Having only just found the original disk and manual whilst clearing out the attic, all work had to stop for an hour whilst I was whisked back a few years to when I first played this game. Back then it was on an old IBM PC the size of a house with a rather dull CGA, (remember them - only four colours on screen at once - mostly pink, blue and white?), monitor. Most games that I'd seen reviewed in glorious VGA, (even EGA didn't seem quite as bad), none of them really lived up to their promise in CGA; but Prince Of Persia was even glorious in only four colours. The animation was amazing - like nothing we'd ever seen - and the atmosphere was still there ... albeit pink!

Now, playing it on a machine that not only beats the chunky old IBM, but positively smacks it into the ground, sets it on fire and pees on its ashes; the game is still a marvel - and in full colour! The gameplay is still all there, hunting through endless corridors just doesn't get boring as this are so well thought out that you can forgive the game its' repetitive imagery. Even the password protection is imaginative, asking you to drink a potion matching a certain letter from the printed manual - what other game of the time employed such innovative thinking and technical wizardry?

The Bad

Looking back now I realise the limitations of the game - but is that because we've been 'spoilt' by the developments in gaming since then or is it because my tastes in games have changed? Given that I've just spent an hour jumping over falling stone slabs, jabbing wildly at fat guards and plunging to spiky deaths and then felt compelled to come and write this review; I can't really complain that it's the game. So, really this title should be looked back at, remembered in time and taken in context of gaming development. Also, I couldn't get the digitised sound to work on this new machine - really wish I had that back instead of indistinguishable blips from the PC speaker, (I didn't think they were still in PCs these days as I hadn't heard one for so long!).

The Bottom Line

I'd recommend that anyone wanting to get involved with game development take a look at this game - first play it, get the feel of the game, soak up the addictive gameplay. Forgive it it's dated approach and limited graphical outlook and just immerse yourself in the experience. Then go back and look at it form the point of view of a level designer - see how crafty it is, how it pulls you in to the atmosphere of the locations - how it coaxes you to make those jumps that just look way too big.
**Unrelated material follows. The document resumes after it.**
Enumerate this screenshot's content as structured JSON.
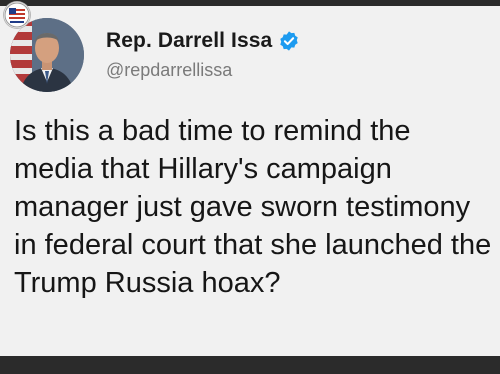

Finally, follow the path of games since then - see the titles that really worked and were an improvement and don't forget to play the titles that didn't work; we can learn much more from our mistakes than we can from our successes.